So it seems a bit odd that the stock market has staged a big comeback in the past few months. Could there be something positive brewing beneath the economy's surface? Only time will tell, but I can point to several encouraging developments of late.
The March ISM report was stronger than expected, although still in weak territory. As the chart above suggests, the improvement in the manufacturing sector portends a pickup in first quarter GDP growth, which could come in at 2 - 2 ½%, or about the same as we've seen over the past 6-7 years.
The economy has been pretty resilient of late, and jobs continue to grow at just over a 2% annualized rate. Add to that the miserably weak productivity that the economy has suffered from for the past 5 years, and you get real growth of 2 - 2 ½%, which confirms the message of the ISM index. In other words, the economy's central growth tendency hasn't changed over the past several years.
The past few months have seen an uptick in both the growth of the labor force and the labor force participation rate (see charts above). The labor force participation rate has now been flat for the past two years, a welcome respite from the almost unprecedented declines we saw over the previous five years. People are re-entering the workforce. Perhaps because they are getting hungry for some extra income, or because they are somewhat more confident they can find a job. Either way, more people working and looking for work means the economy retains its inherent dynamism, and that is what has helped it weather the Eurozone, China, and oil patch slowdowns.

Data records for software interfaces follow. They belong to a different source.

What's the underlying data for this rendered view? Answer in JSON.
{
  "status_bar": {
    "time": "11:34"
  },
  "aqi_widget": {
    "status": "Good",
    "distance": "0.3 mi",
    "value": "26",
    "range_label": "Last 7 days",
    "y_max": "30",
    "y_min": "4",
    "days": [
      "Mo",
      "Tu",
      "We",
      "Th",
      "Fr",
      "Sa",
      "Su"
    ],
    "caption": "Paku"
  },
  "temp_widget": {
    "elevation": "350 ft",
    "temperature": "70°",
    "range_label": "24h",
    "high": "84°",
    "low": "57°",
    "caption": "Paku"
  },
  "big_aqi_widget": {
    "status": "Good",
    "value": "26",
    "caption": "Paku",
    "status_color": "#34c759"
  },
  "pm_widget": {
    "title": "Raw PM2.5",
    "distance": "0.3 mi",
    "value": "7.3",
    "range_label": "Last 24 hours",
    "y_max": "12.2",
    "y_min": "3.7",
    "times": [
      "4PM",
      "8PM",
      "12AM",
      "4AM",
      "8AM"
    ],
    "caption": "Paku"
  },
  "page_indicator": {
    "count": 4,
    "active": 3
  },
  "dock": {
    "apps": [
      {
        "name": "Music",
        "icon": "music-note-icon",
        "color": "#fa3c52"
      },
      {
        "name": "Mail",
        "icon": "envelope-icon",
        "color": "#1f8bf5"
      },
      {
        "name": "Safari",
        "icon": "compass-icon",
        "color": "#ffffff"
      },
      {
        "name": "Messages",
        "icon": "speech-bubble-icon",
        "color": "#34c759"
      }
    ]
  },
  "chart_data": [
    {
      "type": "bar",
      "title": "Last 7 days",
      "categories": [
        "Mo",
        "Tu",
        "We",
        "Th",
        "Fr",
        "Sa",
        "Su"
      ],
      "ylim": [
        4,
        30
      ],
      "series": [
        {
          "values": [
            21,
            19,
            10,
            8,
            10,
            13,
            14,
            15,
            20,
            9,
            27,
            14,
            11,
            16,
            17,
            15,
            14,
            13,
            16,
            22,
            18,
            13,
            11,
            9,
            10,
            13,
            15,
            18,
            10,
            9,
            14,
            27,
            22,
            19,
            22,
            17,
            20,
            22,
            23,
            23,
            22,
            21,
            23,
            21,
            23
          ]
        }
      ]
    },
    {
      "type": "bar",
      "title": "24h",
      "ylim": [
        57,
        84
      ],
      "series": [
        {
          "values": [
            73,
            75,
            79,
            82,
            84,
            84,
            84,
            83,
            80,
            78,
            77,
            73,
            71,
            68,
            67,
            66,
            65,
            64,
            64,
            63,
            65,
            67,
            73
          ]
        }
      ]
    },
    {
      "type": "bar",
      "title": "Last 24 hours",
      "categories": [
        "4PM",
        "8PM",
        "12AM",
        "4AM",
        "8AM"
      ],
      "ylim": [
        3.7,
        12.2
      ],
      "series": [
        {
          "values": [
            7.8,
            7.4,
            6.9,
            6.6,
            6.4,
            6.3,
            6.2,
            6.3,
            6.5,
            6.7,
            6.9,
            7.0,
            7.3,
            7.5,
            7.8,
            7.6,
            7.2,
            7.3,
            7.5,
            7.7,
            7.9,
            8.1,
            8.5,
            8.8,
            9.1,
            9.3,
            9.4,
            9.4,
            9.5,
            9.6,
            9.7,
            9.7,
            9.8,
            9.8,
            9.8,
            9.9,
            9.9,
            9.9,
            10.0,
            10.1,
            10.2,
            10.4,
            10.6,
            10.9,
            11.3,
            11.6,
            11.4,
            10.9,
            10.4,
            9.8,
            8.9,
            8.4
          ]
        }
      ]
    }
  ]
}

Stronger commodity prices have brought a sigh of relief to emerging market economies. Brazil in particular has seen a rather dramatic surge in its stock market and in its currency in recent months, as the chart above shows. There are some encouraging political developments as well that are percolating in Latin American economies today: Brazil may get new, non-corrupt leadership, and Argentina's new president is straight out of central casting. (A friend spotted Macri on a commercial flight out of Buenos Aires just the other day, and tells me he has decommissioned the government's aircraft fleet to help reinforce his message of cutting costs and setting a conservative fiscal course.)